What these action items have in common is that they are not the proper role of the federal government, which lacks the constitutional authority to legitimately implement them. The president’s use of executive orders to bypass Congress just adds to the trampling of the Constitution.

Law enforcement falls under the purview of the states and their political subdivisions. States should therefore bear the responsibility of training, equipping, and regulating law enforcement officials. As James Madison noted in Federalist 45:

The powers delegated by the proposed Constitution to the federal government, are few and defined. Those which are to remain in the State governments are numerous and indefinite. The former will be exercised principally on external objects, as war, peace, negotiation, and foreign commerce; with which last the power of taxation will, for the most part, be connected.
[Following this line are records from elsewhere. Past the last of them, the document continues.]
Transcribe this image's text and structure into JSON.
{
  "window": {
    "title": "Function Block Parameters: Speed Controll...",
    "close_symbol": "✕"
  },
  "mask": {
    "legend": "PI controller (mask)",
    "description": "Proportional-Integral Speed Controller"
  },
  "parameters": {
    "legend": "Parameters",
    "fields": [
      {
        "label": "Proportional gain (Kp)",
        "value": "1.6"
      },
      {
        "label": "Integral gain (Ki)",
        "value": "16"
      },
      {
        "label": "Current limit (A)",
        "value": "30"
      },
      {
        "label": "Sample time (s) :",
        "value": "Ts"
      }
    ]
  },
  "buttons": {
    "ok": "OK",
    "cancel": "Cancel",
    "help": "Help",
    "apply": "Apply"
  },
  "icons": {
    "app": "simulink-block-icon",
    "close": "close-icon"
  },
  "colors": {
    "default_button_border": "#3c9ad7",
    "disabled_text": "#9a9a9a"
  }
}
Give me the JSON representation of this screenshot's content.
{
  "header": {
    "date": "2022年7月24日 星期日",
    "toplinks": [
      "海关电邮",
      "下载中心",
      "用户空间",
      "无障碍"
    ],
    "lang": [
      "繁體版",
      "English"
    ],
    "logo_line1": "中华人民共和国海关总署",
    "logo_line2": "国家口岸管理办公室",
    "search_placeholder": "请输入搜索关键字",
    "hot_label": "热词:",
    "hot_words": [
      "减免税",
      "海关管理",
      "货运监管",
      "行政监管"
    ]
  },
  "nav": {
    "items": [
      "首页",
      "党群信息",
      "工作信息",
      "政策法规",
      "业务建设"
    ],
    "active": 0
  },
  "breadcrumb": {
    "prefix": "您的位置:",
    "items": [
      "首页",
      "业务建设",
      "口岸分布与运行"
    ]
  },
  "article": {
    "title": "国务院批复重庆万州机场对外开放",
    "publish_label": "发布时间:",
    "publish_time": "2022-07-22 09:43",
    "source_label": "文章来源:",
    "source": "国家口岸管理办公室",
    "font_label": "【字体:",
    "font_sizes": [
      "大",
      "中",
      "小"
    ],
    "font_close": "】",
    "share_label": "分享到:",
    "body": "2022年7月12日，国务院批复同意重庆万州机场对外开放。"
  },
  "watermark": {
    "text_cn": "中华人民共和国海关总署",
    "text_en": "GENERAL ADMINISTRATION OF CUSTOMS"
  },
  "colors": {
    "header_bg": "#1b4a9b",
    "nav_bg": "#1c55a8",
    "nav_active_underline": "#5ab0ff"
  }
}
The powers reserved to the several States will extend to all the objects which, in the ordinary course of affairs, concern the lives, liberties, and properties of the people, and the internal order, improvement, and prosperity of the State.

Some of the action items proposed by Obama are admirable but should be handled by private organizations and/or citizens. Reviewing safety standards for gun locks and safes is a great idea, but should be done by the manufacturers themselves, the consumers, the media, or consumer protection organizations. And society could surely benefit from a “safe and responsible gun ownership campaign,” which is already happening through private organizations like the NRA. Government should not be the answer to every problem that arises. In fact, more often than not, government involvement either makes the problem worse or creates an entirely new set of problems.

Obama’s plan included policy recommendations for congressional action, with the intent of restricting an individual’s ability to procure the defensive tool of his choosing. While President Obama didn’t sign an executive order banning high capacity magazines and so-called “assault rifles,” he did ask Congress to ban them. He also asked Congress to require background checks on all gun sales.

In light of this plan, states can and should interpose themselves between the federal government and their citizens to defend their right to keep and bear arms. Legislators in Wyoming, Missouri, Texas, and South Carolina have already proposed bills to nullify federal gun laws. Wyoming’s bill, co-sponsored by eight Republican representatives and two Republican senators, would nullify any new federal gun laws, require penalties for any federal official attempting to enforce new federal gun laws, and offer legal protection from the attorney general for any citizens of Wyoming prosecuted by the U.S. government.

Utah should step up and offer legislation similar to Wyoming to protect its citizens from the overreach of the federal government and maintain our right to bear arms.